Adam and Jonathan Holland have a more ambitious goal. The brothers started a business in hopes of raising more than $20,000 — a year’s worth of private school tuition.

The two brothers, heading into sixth and eighth grade, respectively, at Bethesda’s Landon School, recently opened AJ’s Hawaiian Iceez, a shaved ice cart that travels throughout the metro area selling cool treats.

‘‘We would go to camp at Landon and see the Clayboy’s stand with lines 30 or 40 minutes long,” 12-year-old Adam said of the Bethesda Hawaiian ice vendor Clayboy’s, which sets up shop in downtown Bethesda and also visits area camps. ‘‘People liked it so much, and we got the idea to start one.”

And when the duo’s younger sister Zoe, 8, was accepted to Norwood School in Bethesda, the brothers wanted to help their parents pay for the tuition. Zoe was accepted late in the application process, said Robert Holland, the boys’ father, and there was no financial aid available.

The boys wanted their younger sister to have the same educational opportunity they had, and concocted a way to give back to their parents.

‘‘I’m so proud of them,” Robert Holland said. ‘‘They work so hard at all of this, and it’s for their sister.”

The boys, Zoe, and their parents have traveled to a few different events in the area recently, including church carnivals, a sports camp and a computer camp. This past weekend AJ’s made its way to a car show in Charles County.

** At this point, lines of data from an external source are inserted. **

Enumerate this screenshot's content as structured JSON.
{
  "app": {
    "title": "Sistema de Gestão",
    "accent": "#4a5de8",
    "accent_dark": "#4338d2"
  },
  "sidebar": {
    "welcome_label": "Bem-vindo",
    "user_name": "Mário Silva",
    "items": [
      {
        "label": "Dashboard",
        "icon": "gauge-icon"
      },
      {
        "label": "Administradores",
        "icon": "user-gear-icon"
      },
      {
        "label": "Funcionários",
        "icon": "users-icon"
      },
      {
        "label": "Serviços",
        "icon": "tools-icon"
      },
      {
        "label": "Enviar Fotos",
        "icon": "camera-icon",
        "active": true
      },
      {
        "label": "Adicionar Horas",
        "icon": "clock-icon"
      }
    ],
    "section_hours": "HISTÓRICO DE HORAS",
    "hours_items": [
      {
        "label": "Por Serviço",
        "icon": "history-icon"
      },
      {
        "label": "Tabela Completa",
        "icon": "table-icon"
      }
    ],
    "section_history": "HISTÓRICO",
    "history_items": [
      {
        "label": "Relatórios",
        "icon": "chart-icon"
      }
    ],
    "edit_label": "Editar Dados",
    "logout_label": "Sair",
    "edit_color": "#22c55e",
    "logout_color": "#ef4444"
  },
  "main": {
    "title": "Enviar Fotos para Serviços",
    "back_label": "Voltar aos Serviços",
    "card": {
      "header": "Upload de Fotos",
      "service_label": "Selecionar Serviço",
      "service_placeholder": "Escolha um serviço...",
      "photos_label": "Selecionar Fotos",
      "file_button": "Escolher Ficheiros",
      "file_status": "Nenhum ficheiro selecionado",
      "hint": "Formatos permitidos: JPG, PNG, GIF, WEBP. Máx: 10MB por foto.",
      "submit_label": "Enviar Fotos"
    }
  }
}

Since the stand opened in May, the boys, with Zoe’s help, have made more than $2,500. And while the goal of $22,000 — a year’s tuition at Norwood — s still far off, Jonathan, 11, said he thinks they can make it.

‘‘It’s going to be tough, but we hope to have two or three gigs a week soon,” he said. ‘‘We’re trying to make enough money to get more flavors, too, so people have more to choose from.”

Jonathan said the process for making a Hawaiian Icee is simple: Pack the ice into the cup, pour flavored syrup over top and enjoy. He said to make sure the ice is packed in tight, though, or the syrup won’t stick.

The stand offers a variety of flavors: apple, lime, banana, coconut and red watermelon just to name a few.

The ice machine cost $1,700, and the boys sell the treats for $3 and $5.

As for the name, AJ’s Hawaiian Iceez, the AJ stands for Adam and Jonathan and as an ode to their sister, Zoe, the boys added the ‘‘z” at the end of iceez.

‘‘We just saw how many sacrifices our parents made to keep us at Landon, and we decided we had to give them more money,” Jonathan said. ‘‘We wanted to make sure our sister could go [to Norwood].”

In terms of sacrifice, the boys know something about it already. Since they live in Prince George’s County, Adam and Jonathan wake up at 5:15 a.m. every school day, when their father drives them to their grandmother’s house in Upper Marlboro. From there, their grandmother drives them to Landon on her way to work in Rockville. By the time the boys get home around 6 p.m., it’s almost time to start the process again.

‘‘We needed a school that would challenge us,” Adam said.